What you return must match the records word for word, except that images are dropped.
►
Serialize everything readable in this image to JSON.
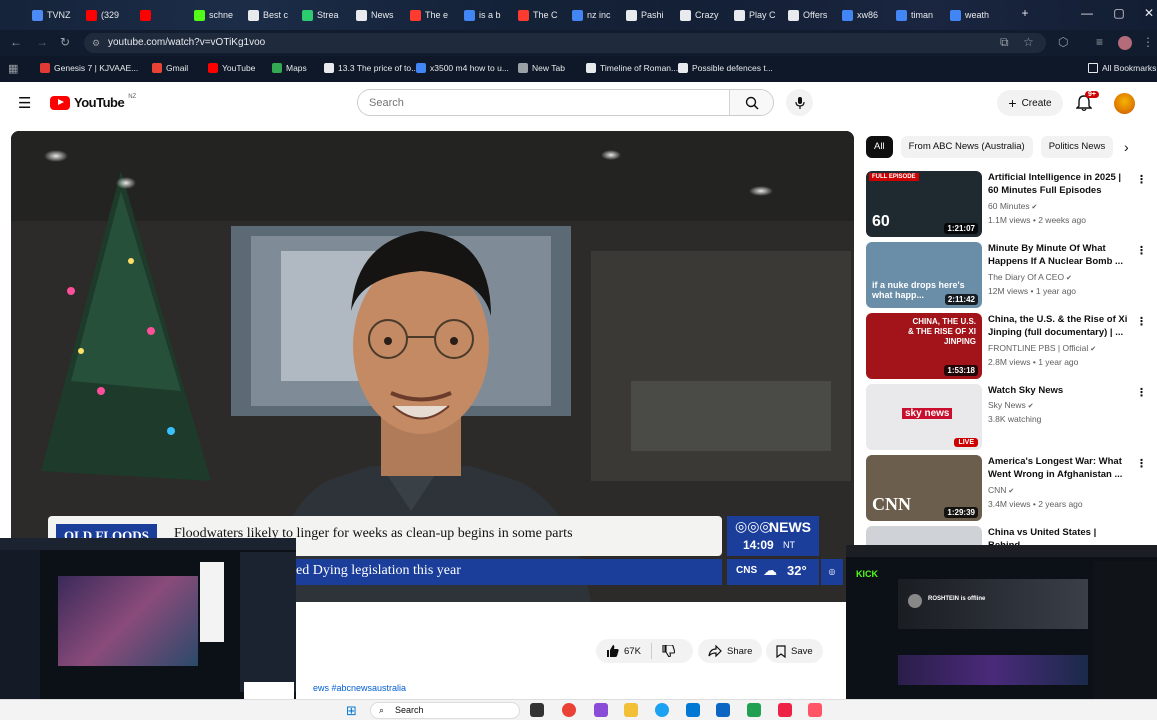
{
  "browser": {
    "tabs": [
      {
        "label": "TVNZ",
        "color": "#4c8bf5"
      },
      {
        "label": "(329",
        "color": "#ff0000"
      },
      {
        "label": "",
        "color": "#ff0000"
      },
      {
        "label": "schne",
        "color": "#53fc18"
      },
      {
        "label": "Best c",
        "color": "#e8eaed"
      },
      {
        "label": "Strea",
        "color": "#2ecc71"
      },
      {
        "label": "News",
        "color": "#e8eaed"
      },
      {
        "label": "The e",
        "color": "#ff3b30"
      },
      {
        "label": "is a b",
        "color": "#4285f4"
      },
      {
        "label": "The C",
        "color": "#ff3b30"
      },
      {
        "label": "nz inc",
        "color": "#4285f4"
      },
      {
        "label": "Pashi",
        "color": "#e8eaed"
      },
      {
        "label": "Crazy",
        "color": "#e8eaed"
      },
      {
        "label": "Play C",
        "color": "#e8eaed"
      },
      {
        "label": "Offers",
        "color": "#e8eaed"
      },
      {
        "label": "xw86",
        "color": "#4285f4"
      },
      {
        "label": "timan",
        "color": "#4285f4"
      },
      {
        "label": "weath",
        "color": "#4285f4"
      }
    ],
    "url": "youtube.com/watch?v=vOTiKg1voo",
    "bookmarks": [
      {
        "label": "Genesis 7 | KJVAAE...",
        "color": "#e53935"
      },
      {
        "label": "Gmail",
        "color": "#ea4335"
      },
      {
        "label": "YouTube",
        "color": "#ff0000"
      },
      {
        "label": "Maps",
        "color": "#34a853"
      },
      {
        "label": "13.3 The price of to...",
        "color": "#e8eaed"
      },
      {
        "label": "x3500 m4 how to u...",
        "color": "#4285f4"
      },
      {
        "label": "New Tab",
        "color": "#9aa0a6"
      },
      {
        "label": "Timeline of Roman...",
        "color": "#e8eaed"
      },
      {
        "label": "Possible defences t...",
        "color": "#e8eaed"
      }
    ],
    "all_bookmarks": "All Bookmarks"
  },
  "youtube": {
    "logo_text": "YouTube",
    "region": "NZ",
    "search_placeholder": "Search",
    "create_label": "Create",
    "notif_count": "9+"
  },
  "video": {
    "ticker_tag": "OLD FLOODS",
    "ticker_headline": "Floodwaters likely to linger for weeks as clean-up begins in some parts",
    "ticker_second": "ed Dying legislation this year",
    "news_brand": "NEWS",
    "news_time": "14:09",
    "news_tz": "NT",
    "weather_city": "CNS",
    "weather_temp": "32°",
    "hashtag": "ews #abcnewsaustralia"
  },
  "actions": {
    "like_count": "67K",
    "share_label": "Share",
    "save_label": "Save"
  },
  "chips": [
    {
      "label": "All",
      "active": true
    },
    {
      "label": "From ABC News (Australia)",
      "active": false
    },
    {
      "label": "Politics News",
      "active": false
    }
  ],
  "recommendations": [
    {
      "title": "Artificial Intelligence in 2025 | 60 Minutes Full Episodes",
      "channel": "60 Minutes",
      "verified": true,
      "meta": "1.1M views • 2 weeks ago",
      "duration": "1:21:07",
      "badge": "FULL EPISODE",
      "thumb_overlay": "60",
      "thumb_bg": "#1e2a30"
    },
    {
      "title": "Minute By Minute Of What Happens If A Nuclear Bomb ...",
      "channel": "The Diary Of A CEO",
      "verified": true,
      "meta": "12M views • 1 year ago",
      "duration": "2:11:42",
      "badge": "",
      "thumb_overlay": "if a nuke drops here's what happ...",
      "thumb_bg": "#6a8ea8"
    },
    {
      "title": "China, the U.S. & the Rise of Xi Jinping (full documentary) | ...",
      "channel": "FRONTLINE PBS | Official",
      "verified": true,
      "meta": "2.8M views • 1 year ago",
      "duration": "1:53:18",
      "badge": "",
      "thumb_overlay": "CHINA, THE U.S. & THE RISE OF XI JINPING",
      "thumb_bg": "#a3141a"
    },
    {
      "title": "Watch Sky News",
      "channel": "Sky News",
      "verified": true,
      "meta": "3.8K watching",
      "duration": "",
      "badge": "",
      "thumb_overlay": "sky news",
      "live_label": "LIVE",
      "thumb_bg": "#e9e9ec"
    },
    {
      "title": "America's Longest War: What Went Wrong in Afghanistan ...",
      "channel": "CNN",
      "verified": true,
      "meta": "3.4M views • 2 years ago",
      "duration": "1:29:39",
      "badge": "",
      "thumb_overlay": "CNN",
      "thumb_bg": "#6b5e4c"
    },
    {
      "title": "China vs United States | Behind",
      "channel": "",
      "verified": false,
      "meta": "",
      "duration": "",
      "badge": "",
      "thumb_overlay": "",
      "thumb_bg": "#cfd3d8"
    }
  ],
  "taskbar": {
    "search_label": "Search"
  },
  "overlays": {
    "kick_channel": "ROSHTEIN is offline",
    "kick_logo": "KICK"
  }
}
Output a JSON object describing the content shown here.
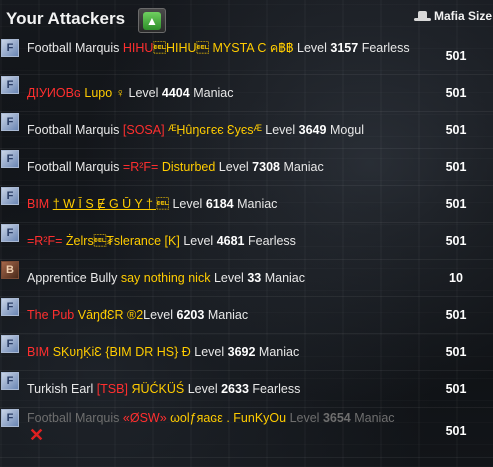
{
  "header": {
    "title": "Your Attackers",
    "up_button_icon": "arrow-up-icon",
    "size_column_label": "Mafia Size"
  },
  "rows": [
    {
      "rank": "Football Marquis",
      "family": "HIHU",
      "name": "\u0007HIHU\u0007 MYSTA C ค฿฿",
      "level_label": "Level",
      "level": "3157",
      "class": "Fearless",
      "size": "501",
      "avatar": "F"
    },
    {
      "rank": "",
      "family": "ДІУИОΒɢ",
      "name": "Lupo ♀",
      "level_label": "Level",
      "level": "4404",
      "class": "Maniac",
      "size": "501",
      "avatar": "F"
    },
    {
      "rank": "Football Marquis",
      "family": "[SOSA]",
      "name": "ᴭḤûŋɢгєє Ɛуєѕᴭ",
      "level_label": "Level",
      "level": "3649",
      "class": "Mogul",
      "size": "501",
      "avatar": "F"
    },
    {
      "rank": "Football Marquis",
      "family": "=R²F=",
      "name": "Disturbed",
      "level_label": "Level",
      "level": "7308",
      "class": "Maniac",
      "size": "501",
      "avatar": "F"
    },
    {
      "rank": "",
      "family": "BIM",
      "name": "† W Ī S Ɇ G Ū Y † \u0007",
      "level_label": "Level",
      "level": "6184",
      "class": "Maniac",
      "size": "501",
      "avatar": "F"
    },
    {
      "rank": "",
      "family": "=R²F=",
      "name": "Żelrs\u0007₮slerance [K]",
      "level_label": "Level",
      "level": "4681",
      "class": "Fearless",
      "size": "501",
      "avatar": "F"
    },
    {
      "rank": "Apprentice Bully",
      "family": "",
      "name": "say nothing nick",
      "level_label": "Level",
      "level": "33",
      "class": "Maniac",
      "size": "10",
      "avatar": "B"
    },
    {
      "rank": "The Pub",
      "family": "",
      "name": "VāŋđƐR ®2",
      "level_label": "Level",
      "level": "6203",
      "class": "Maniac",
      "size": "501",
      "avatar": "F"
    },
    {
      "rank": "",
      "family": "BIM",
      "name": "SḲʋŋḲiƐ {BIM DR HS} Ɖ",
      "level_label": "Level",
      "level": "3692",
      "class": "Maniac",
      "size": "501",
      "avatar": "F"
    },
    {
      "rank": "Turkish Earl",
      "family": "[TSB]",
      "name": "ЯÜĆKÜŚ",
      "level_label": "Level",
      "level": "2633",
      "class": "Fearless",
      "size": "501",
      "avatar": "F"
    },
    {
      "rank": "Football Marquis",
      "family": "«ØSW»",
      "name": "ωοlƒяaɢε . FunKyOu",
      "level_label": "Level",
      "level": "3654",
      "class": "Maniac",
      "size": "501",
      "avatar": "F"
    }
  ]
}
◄
> _RESULT_:
Serialize everything readable in this image to JSON.
{
  "browser": {
    "tabs": [
      {
        "label": "TVNZ",
        "color": "#4c8bf5"
      },
      {
        "label": "(329",
        "color": "#ff0000"
      },
      {
        "label": "",
        "color": "#ff0000"
      },
      {
        "label": "schne",
        "color": "#53fc18"
      },
      {
        "label": "Best c",
        "color": "#e8eaed"
      },
      {
        "label": "Strea",
        "color": "#2ecc71"
      },
      {
        "label": "News",
        "color": "#e8eaed"
      },
      {
        "label": "The e",
        "color": "#ff3b30"
      },
      {
        "label": "is a b",
        "color": "#4285f4"
      },
      {
        "label": "The C",
        "color": "#ff3b30"
      },
      {
        "label": "nz inc",
        "color": "#4285f4"
      },
      {
        "label": "Pashi",
        "color": "#e8eaed"
      },
      {
        "label": "Crazy",
        "color": "#e8eaed"
      },
      {
        "label": "Play C",
        "color": "#e8eaed"
      },
      {
        "label": "Offers",
        "color": "#e8eaed"
      },
      {
        "label": "xw86",
        "color": "#4285f4"
      },
      {
        "label": "timan",
        "color": "#4285f4"
      },
      {
        "label": "weath",
        "color": "#4285f4"
      }
    ],
    "url": "youtube.com/watch?v=vOTiKg1voo",
    "bookmarks": [
      {
        "label": "Genesis 7 | KJVAAE...",
        "color": "#e53935"
      },
      {
        "label": "Gmail",
        "color": "#ea4335"
      },
      {
        "label": "YouTube",
        "color": "#ff0000"
      },
      {
        "label": "Maps",
        "color": "#34a853"
      },
      {
        "label": "13.3 The price of to...",
        "color": "#e8eaed"
      },
      {
        "label": "x3500 m4 how to u...",
        "color": "#4285f4"
      },
      {
        "label": "New Tab",
        "color": "#9aa0a6"
      },
      {
        "label": "Timeline of Roman...",
        "color": "#e8eaed"
      },
      {
        "label": "Possible defences t...",
        "color": "#e8eaed"
      }
    ],
    "all_bookmarks": "All Bookmarks"
  },
  "youtube": {
    "logo_text": "YouTube",
    "region": "NZ",
    "search_placeholder": "Search",
    "create_label": "Create",
    "notif_count": "9+"
  },
  "video": {
    "ticker_tag": "OLD FLOODS",
    "ticker_headline": "Floodwaters likely to linger for weeks as clean-up begins in some parts",
    "ticker_second": "ed Dying legislation this year",
    "news_brand": "NEWS",
    "news_time": "14:09",
    "news_tz": "NT",
    "weather_city": "CNS",
    "weather_temp": "32°",
    "hashtag": "ews #abcnewsaustralia"
  },
  "actions": {
    "like_count": "67K",
    "share_label": "Share",
    "save_label": "Save"
  },
  "chips": [
    {
      "label": "All",
      "active": true
    },
    {
      "label": "From ABC News (Australia)",
      "active": false
    },
    {
      "label": "Politics News",
      "active": false
    }
  ],
  "recommendations": [
    {
      "title": "Artificial Intelligence in 2025 | 60 Minutes Full Episodes",
      "channel": "60 Minutes",
      "verified": true,
      "meta": "1.1M views • 2 weeks ago",
      "duration": "1:21:07",
      "badge": "FULL EPISODE",
      "thumb_overlay": "60",
      "thumb_bg": "#1e2a30"
    },
    {
      "title": "Minute By Minute Of What Happens If A Nuclear Bomb ...",
      "channel": "The Diary Of A CEO",
      "verified": true,
      "meta": "12M views • 1 year ago",
      "duration": "2:11:42",
      "badge": "",
      "thumb_overlay": "if a nuke drops here's what happ...",
      "thumb_bg": "#6a8ea8"
    },
    {
      "title": "China, the U.S. & the Rise of Xi Jinping (full documentary) | ...",
      "channel": "FRONTLINE PBS | Official",
      "verified": true,
      "meta": "2.8M views • 1 year ago",
      "duration": "1:53:18",
      "badge": "",
      "thumb_overlay": "CHINA, THE U.S. & THE RISE OF XI JINPING",
      "thumb_bg": "#a3141a"
    },
    {
      "title": "Watch Sky News",
      "channel": "Sky News",
      "verified": true,
      "meta": "3.8K watching",
      "duration": "",
      "badge": "",
      "thumb_overlay": "sky news",
      "live_label": "LIVE",
      "thumb_bg": "#e9e9ec"
    },
    {
      "title": "America's Longest War: What Went Wrong in Afghanistan ...",
      "channel": "CNN",
      "verified": true,
      "meta": "3.4M views • 2 years ago",
      "duration": "1:29:39",
      "badge": "",
      "thumb_overlay": "CNN",
      "thumb_bg": "#6b5e4c"
    },
    {
      "title": "China vs United States | Behind",
      "channel": "",
      "verified": false,
      "meta": "",
      "duration": "",
      "badge": "",
      "thumb_overlay": "",
      "thumb_bg": "#cfd3d8"
    }
  ],
  "taskbar": {
    "search_label": "Search"
  },
  "overlays": {
    "kick_channel": "ROSHTEIN is offline",
    "kick_logo": "KICK"
  }
}
Output a JSON object describing the content shown here.
{
  "header": {
    "title": "Your Attackers",
    "up_button_icon": "arrow-up-icon",
    "size_column_label": "Mafia Size"
  },
  "rows": [
    {
      "rank": "Football Marquis",
      "family": "HIHU",
      "name": "\u0007HIHU\u0007 MYSTA C ค฿฿",
      "level_label": "Level",
      "level": "3157",
      "class": "Fearless",
      "size": "501",
      "avatar": "F"
    },
    {
      "rank": "",
      "family": "ДІУИОΒɢ",
      "name": "Lupo ♀",
      "level_label": "Level",
      "level": "4404",
      "class": "Maniac",
      "size": "501",
      "avatar": "F"
    },
    {
      "rank": "Football Marquis",
      "family": "[SOSA]",
      "name": "ᴭḤûŋɢгєє Ɛуєѕᴭ",
      "level_label": "Level",
      "level": "3649",
      "class": "Mogul",
      "size": "501",
      "avatar": "F"
    },
    {
      "rank": "Football Marquis",
      "family": "=R²F=",
      "name": "Disturbed",
      "level_label": "Level",
      "level": "7308",
      "class": "Maniac",
      "size": "501",
      "avatar": "F"
    },
    {
      "rank": "",
      "family": "BIM",
      "name": "† W Ī S Ɇ G Ū Y † \u0007",
      "level_label": "Level",
      "level": "6184",
      "class": "Maniac",
      "size": "501",
      "avatar": "F"
    },
    {
      "rank": "",
      "family": "=R²F=",
      "name": "Żelrs\u0007₮slerance [K]",
      "level_label": "Level",
      "level": "4681",
      "class": "Fearless",
      "size": "501",
      "avatar": "F"
    },
    {
      "rank": "Apprentice Bully",
      "family": "",
      "name": "say nothing nick",
      "level_label": "Level",
      "level": "33",
      "class": "Maniac",
      "size": "10",
      "avatar": "B"
    },
    {
      "rank": "The Pub",
      "family": "",
      "name": "VāŋđƐR ®2",
      "level_label": "Level",
      "level": "6203",
      "class": "Maniac",
      "size": "501",
      "avatar": "F"
    },
    {
      "rank": "",
      "family": "BIM",
      "name": "SḲʋŋḲiƐ {BIM DR HS} Ɖ",
      "level_label": "Level",
      "level": "3692",
      "class": "Maniac",
      "size": "501",
      "avatar": "F"
    },
    {
      "rank": "Turkish Earl",
      "family": "[TSB]",
      "name": "ЯÜĆKÜŚ",
      "level_label": "Level",
      "level": "2633",
      "class": "Fearless",
      "size": "501",
      "avatar": "F"
    },
    {
      "rank": "Football Marquis",
      "family": "«ØSW»",
      "name": "ωοlƒяaɢε . FunKyOu",
      "level_label": "Level",
      "level": "3654",
      "class": "Maniac",
      "size": "501",
      "avatar": "F"
    }
  ]
}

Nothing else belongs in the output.